| WHAT IS BEING ASKED |
Would you repeat all the lines below, exactly as they stand?

START ENTRIES SUPPLIED

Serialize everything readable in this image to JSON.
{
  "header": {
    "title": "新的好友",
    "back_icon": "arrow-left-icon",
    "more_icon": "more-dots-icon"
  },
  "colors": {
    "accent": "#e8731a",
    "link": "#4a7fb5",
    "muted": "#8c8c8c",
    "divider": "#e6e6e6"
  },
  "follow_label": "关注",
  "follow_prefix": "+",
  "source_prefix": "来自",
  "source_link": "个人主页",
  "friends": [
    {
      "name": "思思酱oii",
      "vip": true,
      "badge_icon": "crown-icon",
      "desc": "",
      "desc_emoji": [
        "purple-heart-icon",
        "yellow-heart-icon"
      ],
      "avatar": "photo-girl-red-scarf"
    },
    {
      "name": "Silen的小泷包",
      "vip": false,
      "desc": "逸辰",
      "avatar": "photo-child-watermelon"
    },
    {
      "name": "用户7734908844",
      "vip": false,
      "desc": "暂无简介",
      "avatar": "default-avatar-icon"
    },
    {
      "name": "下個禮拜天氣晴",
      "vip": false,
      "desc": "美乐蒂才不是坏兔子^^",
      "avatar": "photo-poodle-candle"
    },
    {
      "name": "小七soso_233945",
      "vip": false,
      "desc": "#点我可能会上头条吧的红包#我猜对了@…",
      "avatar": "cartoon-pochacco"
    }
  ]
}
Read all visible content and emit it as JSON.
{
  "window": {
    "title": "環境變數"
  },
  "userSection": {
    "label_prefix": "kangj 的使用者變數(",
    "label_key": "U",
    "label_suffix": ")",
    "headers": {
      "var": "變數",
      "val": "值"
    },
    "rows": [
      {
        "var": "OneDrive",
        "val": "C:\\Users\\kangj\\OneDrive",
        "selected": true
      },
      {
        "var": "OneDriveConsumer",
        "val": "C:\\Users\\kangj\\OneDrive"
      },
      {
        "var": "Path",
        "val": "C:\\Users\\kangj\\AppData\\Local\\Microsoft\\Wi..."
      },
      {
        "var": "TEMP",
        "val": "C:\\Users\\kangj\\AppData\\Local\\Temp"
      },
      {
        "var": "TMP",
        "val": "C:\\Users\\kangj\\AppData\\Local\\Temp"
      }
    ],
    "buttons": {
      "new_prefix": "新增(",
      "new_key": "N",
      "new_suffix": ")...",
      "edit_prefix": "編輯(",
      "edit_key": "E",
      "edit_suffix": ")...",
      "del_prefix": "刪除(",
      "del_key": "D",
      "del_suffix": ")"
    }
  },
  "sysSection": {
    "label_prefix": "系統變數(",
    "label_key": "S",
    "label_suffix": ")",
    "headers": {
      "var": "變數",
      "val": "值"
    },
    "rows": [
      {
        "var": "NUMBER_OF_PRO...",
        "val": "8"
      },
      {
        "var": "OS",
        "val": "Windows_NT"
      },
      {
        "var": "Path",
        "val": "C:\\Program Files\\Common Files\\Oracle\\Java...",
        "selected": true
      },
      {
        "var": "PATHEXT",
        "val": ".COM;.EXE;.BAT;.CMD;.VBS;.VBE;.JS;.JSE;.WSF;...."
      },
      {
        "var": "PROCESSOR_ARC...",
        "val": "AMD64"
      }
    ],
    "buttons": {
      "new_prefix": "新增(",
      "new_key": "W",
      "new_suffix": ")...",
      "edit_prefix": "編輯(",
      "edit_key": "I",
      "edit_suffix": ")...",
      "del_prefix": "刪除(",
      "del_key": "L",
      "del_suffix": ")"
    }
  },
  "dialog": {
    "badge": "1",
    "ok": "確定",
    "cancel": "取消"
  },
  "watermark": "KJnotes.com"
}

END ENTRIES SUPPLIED

| YOUR SOLUTION |
Serialize everything readable in this image to JSON.
{
  "header": {
    "title": "新的好友",
    "back_icon": "arrow-left-icon",
    "more_icon": "more-dots-icon"
  },
  "colors": {
    "accent": "#e8731a",
    "link": "#4a7fb5",
    "muted": "#8c8c8c",
    "divider": "#e6e6e6"
  },
  "follow_label": "关注",
  "follow_prefix": "+",
  "source_prefix": "来自",
  "source_link": "个人主页",
  "friends": [
    {
      "name": "思思酱oii",
      "vip": true,
      "badge_icon": "crown-icon",
      "desc": "",
      "desc_emoji": [
        "purple-heart-icon",
        "yellow-heart-icon"
      ],
      "avatar": "photo-girl-red-scarf"
    },
    {
      "name": "Silen的小泷包",
      "vip": false,
      "desc": "逸辰",
      "avatar": "photo-child-watermelon"
    },
    {
      "name": "用户7734908844",
      "vip": false,
      "desc": "暂无简介",
      "avatar": "default-avatar-icon"
    },
    {
      "name": "下個禮拜天氣晴",
      "vip": false,
      "desc": "美乐蒂才不是坏兔子^^",
      "avatar": "photo-poodle-candle"
    },
    {
      "name": "小七soso_233945",
      "vip": false,
      "desc": "#点我可能会上头条吧的红包#我猜对了@…",
      "avatar": "cartoon-pochacco"
    }
  ]
}
Read all visible content and emit it as JSON.
{
  "window": {
    "title": "環境變數"
  },
  "userSection": {
    "label_prefix": "kangj 的使用者變數(",
    "label_key": "U",
    "label_suffix": ")",
    "headers": {
      "var": "變數",
      "val": "值"
    },
    "rows": [
      {
        "var": "OneDrive",
        "val": "C:\\Users\\kangj\\OneDrive",
        "selected": true
      },
      {
        "var": "OneDriveConsumer",
        "val": "C:\\Users\\kangj\\OneDrive"
      },
      {
        "var": "Path",
        "val": "C:\\Users\\kangj\\AppData\\Local\\Microsoft\\Wi..."
      },
      {
        "var": "TEMP",
        "val": "C:\\Users\\kangj\\AppData\\Local\\Temp"
      },
      {
        "var": "TMP",
        "val": "C:\\Users\\kangj\\AppData\\Local\\Temp"
      }
    ],
    "buttons": {
      "new_prefix": "新增(",
      "new_key": "N",
      "new_suffix": ")...",
      "edit_prefix": "編輯(",
      "edit_key": "E",
      "edit_suffix": ")...",
      "del_prefix": "刪除(",
      "del_key": "D",
      "del_suffix": ")"
    }
  },
  "sysSection": {
    "label_prefix": "系統變數(",
    "label_key": "S",
    "label_suffix": ")",
    "headers": {
      "var": "變數",
      "val": "值"
    },
    "rows": [
      {
        "var": "NUMBER_OF_PRO...",
        "val": "8"
      },
      {
        "var": "OS",
        "val": "Windows_NT"
      },
      {
        "var": "Path",
        "val": "C:\\Program Files\\Common Files\\Oracle\\Java...",
        "selected": true
      },
      {
        "var": "PATHEXT",
        "val": ".COM;.EXE;.BAT;.CMD;.VBS;.VBE;.JS;.JSE;.WSF;...."
      },
      {
        "var": "PROCESSOR_ARC...",
        "val": "AMD64"
      }
    ],
    "buttons": {
      "new_prefix": "新增(",
      "new_key": "W",
      "new_suffix": ")...",
      "edit_prefix": "編輯(",
      "edit_key": "I",
      "edit_suffix": ")...",
      "del_prefix": "刪除(",
      "del_key": "L",
      "del_suffix": ")"
    }
  },
  "dialog": {
    "badge": "1",
    "ok": "確定",
    "cancel": "取消"
  },
  "watermark": "KJnotes.com"
}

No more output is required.